This was a crash that was 100% preventable. Our hearts go out to the McClean family during this trying time.
Tragically, surveillance video reveals McClean did his best to cross safely within the crosswalk. However, the truck driver had already pulled up and onto the crosswalk as he waited for the road to clear, causing McClean to walk in front of the truck rather than behind it. If the driver had only waited behind the crosswalk or taken one look to his right before accelerating, this crash would not have happened.
“It’s wrong. We’re not safe crossing our own crosswalk,” Gregory McClean, brother of the deceased, told Streetsblog NYC. “They’re looking only for the cars, not at the people crossing.”

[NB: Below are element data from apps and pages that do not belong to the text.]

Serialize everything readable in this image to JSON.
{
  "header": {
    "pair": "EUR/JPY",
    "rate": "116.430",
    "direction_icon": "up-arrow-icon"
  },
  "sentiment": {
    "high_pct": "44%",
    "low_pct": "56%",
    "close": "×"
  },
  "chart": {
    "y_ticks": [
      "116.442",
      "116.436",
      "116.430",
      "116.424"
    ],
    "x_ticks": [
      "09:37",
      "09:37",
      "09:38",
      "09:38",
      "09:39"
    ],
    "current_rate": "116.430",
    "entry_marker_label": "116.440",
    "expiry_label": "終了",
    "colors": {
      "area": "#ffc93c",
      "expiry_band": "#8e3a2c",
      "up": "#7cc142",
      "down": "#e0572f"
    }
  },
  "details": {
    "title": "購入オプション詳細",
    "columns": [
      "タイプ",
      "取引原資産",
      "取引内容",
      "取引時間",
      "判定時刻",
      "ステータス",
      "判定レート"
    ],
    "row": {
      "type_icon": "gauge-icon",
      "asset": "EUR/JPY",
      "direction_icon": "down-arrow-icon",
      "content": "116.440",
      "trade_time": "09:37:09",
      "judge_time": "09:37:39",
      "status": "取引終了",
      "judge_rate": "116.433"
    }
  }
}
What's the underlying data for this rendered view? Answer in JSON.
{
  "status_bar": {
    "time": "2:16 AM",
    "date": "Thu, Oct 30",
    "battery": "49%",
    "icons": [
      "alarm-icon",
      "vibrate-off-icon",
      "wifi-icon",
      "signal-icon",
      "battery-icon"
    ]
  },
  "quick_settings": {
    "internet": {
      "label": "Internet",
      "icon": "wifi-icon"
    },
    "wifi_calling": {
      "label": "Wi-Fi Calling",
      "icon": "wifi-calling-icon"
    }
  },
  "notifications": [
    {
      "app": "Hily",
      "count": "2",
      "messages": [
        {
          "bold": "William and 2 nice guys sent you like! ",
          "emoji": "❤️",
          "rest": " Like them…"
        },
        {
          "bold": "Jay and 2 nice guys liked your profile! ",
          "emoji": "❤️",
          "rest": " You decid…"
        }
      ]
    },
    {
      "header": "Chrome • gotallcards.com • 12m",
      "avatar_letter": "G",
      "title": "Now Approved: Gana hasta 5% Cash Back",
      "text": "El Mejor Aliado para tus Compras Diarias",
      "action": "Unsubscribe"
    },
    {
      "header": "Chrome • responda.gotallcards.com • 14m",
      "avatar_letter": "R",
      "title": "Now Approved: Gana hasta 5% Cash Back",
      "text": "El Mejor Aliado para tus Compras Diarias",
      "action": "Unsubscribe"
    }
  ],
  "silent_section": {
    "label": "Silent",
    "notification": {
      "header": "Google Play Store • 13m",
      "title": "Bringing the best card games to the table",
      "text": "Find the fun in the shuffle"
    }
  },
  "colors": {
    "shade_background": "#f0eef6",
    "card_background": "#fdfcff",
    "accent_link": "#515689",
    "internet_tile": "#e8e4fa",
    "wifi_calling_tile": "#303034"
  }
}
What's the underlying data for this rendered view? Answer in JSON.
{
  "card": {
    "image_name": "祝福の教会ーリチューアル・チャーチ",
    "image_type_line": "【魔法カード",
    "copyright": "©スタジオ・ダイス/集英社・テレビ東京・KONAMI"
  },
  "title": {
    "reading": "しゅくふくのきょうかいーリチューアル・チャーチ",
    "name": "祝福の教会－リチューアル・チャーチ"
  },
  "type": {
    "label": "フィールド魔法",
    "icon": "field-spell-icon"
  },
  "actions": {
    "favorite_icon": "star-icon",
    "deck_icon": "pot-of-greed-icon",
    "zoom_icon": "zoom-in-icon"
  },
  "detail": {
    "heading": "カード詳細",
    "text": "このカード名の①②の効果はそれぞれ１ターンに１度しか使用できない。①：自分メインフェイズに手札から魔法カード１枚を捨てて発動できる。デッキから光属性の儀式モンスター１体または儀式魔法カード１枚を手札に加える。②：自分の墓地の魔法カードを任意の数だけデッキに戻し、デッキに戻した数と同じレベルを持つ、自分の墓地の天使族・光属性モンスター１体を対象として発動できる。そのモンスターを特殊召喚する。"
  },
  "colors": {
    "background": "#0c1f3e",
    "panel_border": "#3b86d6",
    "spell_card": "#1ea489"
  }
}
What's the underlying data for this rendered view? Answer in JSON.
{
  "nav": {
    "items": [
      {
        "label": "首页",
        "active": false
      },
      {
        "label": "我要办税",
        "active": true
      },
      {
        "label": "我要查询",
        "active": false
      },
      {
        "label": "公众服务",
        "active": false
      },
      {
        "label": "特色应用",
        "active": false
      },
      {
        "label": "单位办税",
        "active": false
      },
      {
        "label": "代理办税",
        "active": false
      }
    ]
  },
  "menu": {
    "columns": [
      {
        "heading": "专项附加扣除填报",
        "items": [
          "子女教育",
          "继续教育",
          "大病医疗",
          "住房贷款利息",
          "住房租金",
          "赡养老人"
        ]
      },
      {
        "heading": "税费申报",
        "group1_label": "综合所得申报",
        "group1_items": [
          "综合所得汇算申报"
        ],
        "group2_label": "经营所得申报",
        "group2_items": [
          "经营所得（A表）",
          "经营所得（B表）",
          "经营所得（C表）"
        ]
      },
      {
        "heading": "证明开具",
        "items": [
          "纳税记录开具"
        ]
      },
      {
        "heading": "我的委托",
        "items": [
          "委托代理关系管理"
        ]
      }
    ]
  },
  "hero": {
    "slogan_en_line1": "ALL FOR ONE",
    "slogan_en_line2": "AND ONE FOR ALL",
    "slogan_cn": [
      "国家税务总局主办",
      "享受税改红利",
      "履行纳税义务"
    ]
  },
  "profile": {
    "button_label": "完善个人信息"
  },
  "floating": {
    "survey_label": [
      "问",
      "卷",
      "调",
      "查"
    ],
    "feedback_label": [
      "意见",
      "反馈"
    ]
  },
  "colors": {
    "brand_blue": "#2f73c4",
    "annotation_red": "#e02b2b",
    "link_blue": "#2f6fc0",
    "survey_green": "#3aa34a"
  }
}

The U.S. Postal Service (USPS) has not yet commented on the crash, and the lack of accountability on the part of the organization must increase the frustration for the McClean family. Although USPS drivers must obey the same laws as other motorists, USPS trucks do not have license plates, and so in practice they are not frequently ticketed.
“They drive terribly,” an unnamed enforcement officer told Streetsblog NYC. “I want to give them tickets, but they don’t have to pay them so my [commanding officer] said it’s a waste of my time.”
Accident statistics for USPS drivers are difficult to come by. The last safety audit released by the organization was in 2012, finding that “supervisors did not consistently complete the observations” required to assess driving safety. In September 2018, a blog post about safety at USPS facilities in the Great Lakes area found that “management did not consistently adhere to safety compliance and accident reporting requirements.” Recent USPS accident data for the Northeast region is not available.
There is nothing that can undo the tragic crash that took Charles McClean from his family. It is incredibly frustrating when careless driving decisions and behavior claims somebody’s life, and then the motorist responsible is not punished. At a bare minimum, it would be instructive to know if this driver had any prior accidents or tickets on his record which may have indicated the likelihood of a future crash.
On top of the grief that comes with needlessly losing a loved one, a sudden death like this potentially burdens the family with funeral costs and other bills. When this happens, sometimes a lawsuit is necessary to receive compensation for the damages unfairly inflicted on the grieving family.
The attorneys of Block O’Toole & Murphy have an unmatched record of success. The firm has successfully litigated wrongful death cases involving trucks before, such as this $5 million settlement after a mother of four was killed by a garbage truck while walking in Manhattan. Call 212-736-5300 for a free, no-obligation consultation today.